NEW YORK -- While advising caution, some pension fund executives are increasing their funds' exposures to international private equity.
A group of pension fund executives, each with close to a decade of experience investing in non-domestic private equity deals or partnerships, gave a bullish but wary assessment at a recent conference sponsored by Asset Alternatives Inc., Wellesley, Mass.
The $49 billion State of Michigan Retirement Systems, Ann Arbor, is considering investing up to 20% of its private equity portfolio internationally, said David Turner, administrator of the alternative investment division.
Its current allocation to international private equity is 16% of the fund's $8.2 billion in total private equity commitments, or about $1.25 billion.
It is "hard to say when" the Michigan system might commit to the investments, which could fall between $100 million and $1 billion, Mr. Turner said. The increase most likely will happen in two to five years, he said.
Apart from the herd
Eleven percent of the fund's total private equity exposure is committed to nine funds in Western Europe; 3% with two "relationships" in Latin America; and 2% in an Asian fund of funds.

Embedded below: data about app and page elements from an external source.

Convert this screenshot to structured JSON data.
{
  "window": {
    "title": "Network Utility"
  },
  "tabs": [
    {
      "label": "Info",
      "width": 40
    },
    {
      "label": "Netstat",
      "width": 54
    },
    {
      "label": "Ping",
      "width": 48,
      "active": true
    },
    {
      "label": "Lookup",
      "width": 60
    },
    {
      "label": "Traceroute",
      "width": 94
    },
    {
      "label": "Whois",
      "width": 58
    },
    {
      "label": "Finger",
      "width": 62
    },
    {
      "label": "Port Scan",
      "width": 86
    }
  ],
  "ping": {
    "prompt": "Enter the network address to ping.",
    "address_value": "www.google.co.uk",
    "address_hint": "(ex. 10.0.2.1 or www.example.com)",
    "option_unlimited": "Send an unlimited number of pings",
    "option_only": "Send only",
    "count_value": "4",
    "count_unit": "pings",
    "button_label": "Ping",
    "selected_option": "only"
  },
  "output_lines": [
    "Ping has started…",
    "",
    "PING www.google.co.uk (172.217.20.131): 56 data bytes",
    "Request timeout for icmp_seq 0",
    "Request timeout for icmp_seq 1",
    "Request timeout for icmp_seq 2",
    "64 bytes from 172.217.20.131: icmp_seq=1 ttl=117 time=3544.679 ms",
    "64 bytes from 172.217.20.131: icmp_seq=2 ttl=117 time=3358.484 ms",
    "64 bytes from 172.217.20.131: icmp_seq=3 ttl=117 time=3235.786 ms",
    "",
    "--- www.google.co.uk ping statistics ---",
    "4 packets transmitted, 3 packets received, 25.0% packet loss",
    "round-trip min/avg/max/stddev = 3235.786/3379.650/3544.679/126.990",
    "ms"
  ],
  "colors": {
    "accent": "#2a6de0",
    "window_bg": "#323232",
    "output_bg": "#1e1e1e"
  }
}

Its portfolio has a market value of $4 billion representing close to $8 billion in commitments, he said.
Investors must show caution, he said, noting that "in foreign or emerging markets, there are unique pitfalls in each partnership." Investors must "avoid the herd mentality" and be patient when expecting returns.
Mr. Turner added that in Europe he would favor a pan-European approach over investing in country-specific private equity funds. "There are emerging opportunities there, but again that goes back to the manager," he said. "We feel uncomfortable with individual countries."

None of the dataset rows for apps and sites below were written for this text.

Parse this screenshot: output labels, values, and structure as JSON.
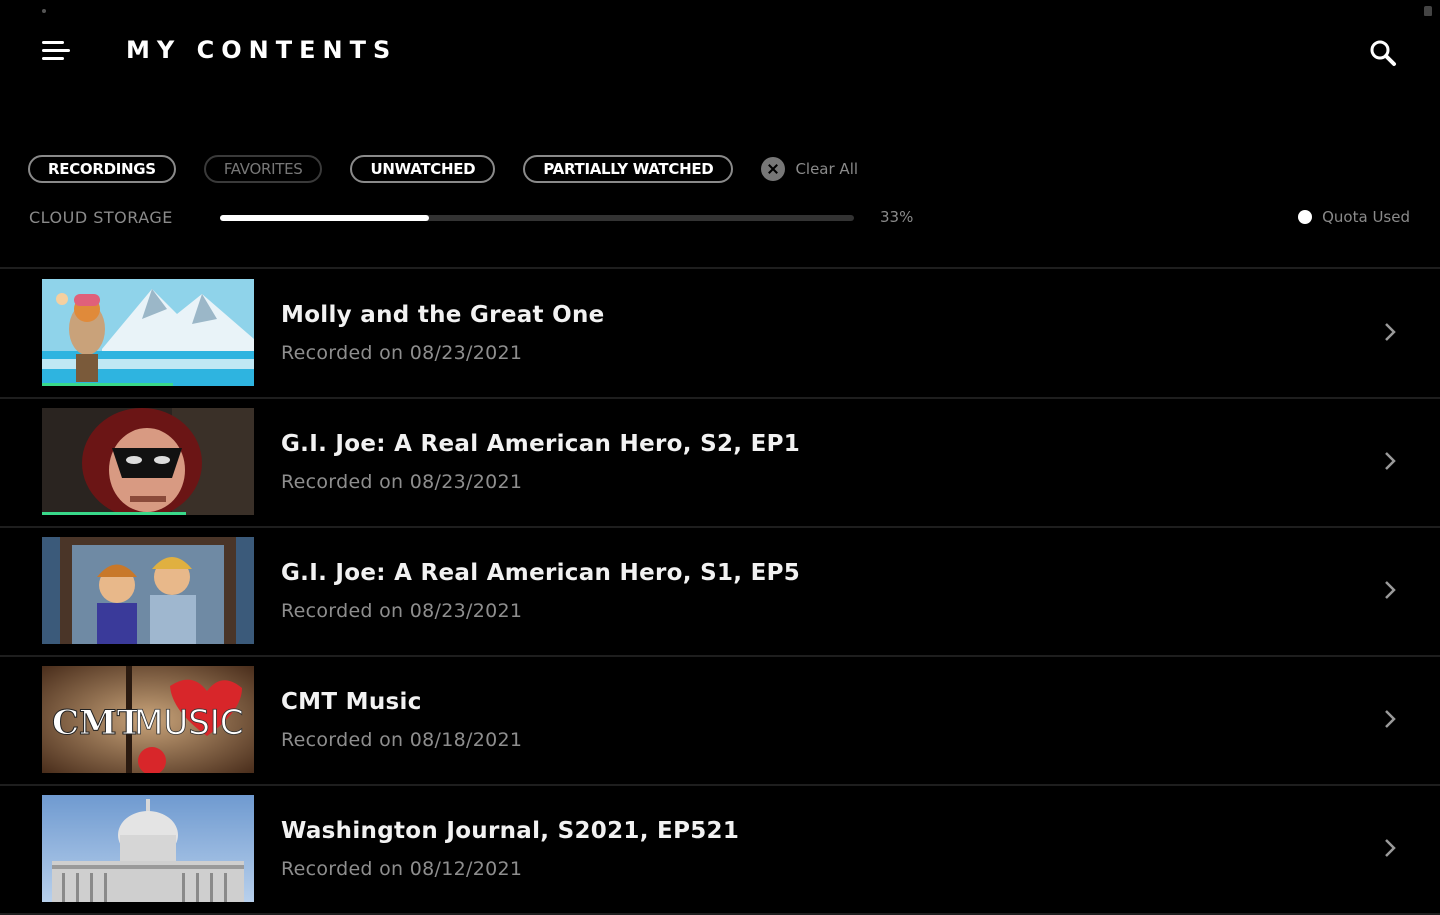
{
  "header": {
    "title": "MY CONTENTS",
    "menu_icon": "hamburger-menu-icon",
    "search_icon": "search-icon"
  },
  "filters": [
    {
      "label": "RECORDINGS",
      "active": true
    },
    {
      "label": "FAVORITES",
      "active": false
    },
    {
      "label": "UNWATCHED",
      "active": true
    },
    {
      "label": "PARTIALLY WATCHED",
      "active": true
    }
  ],
  "clear_all": {
    "label": "Clear All",
    "icon": "close-circle-icon"
  },
  "storage": {
    "label": "CLOUD STORAGE",
    "percent_text": "33%",
    "percent_value": 33,
    "legend_label": "Quota Used"
  },
  "recordings": [
    {
      "title": "Molly and the Great One",
      "subtitle": "Recorded on 08/23/2021",
      "watched_fraction": 0.62,
      "thumb": "molly"
    },
    {
      "title": "G.I. Joe: A Real American Hero, S2, EP1",
      "subtitle": "Recorded on 08/23/2021",
      "watched_fraction": 0.68,
      "thumb": "gijoe1"
    },
    {
      "title": "G.I. Joe: A Real American Hero, S1, EP5",
      "subtitle": "Recorded on 08/23/2021",
      "watched_fraction": 0,
      "thumb": "gijoe2"
    },
    {
      "title": "CMT Music",
      "subtitle": "Recorded on 08/18/2021",
      "watched_fraction": 0,
      "thumb": "cmt",
      "thumb_text_bold": "CMT",
      "thumb_text_light": "MUSIC"
    },
    {
      "title": "Washington Journal, S2021, EP521",
      "subtitle": "Recorded on 08/12/2021",
      "watched_fraction": 0,
      "thumb": "capitol"
    }
  ],
  "colors": {
    "background": "#000000",
    "progress": "#39d98a",
    "muted": "#8a8a8a"
  }
}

The fund is in the early stages of looking at three or four deals in Japan and Asia, he said.
General Motors Investment Management Corp. has no specific allocation to international private equity and invests opportunistically, said Charles Froland, a managing director for New York-based GMIMCo, which oversees the $80 billion defined benefit plan of General Motors Corp.
'In the discovery stage'
GMIMCo invested close to $1.25 billion last year in private equity and now has about $6 billion in commitments. Fifty-five percent is in buyouts; 10% is in direct investments; 18% is invested internationally; and 17% is in venture capital.
GMIMCo so far this year has invested in a distressed debt fund in northern Asia, said Mr. Froland, who declined to name the fund or the amount invested.
He said GMIMCo is "still in the discovery stage" with other deals, which range between $100 million and $150 million or lower.
"Rule of law is a key," he said. GMIMCo also looks for local and seasoned managerial talent when investing in private equity deals overseas.
If a pension fund is going global with private equity, beware, said Serge Desjardins, director of investments for the Caisse de Depot et Placement du Quebec in Montreal.
Good or bad infrastructure of a country can play a large part in a the success of an overseas deal. "Developing economies need roads, bridges and power," he said. And at home, the Caisse this year invested Canadian $250 million (U.S.$172 million) in the privatization of Highway 407 in Toronto.
Putting money to work
Pension funds and endowments also must be prepared to make significant bets to private equity. If a pension fund has "only 1% (of assets) in private equity, it doesn't make sense," said Ad J.C. van den Ouweland, senior investment manager, equity investments, with the $50 billion Pensioenfonds PGGM in Zeist, Netherlands. "It makes sense to put money to work."
PGGM has a target allocation of 6.5% to private equity, most of it outside of the Netherlands. It has committed 5% of assets, and 2% of its assets are invested.
In 1994, PGGM took its "first step in Asia," he said. The deal "was one of the most challenging we ever made."
Institutional investors need to watch the difference in "valuation guidelines" among the United States, Europe and Asia, he said.
Another challenge is the "lack of liquidity and price information."
Institutional investors also must contend with "a lack of historic data" of partnerships and funds of funds.
In the United States, data date back to the 1960s, but such information is just now coming out of Europe.
Mr. van den Ouweland said PGGM will add "a few names to its portfolio" in 1999 and 2000, with the average commitment being $100 million.
Institutional investors also are watching Japan as the next potentially booming private equity market, the panel said.
Japan historically has closed its doors to foreign managers and investors looking to lead private equity deals. But that might be changing.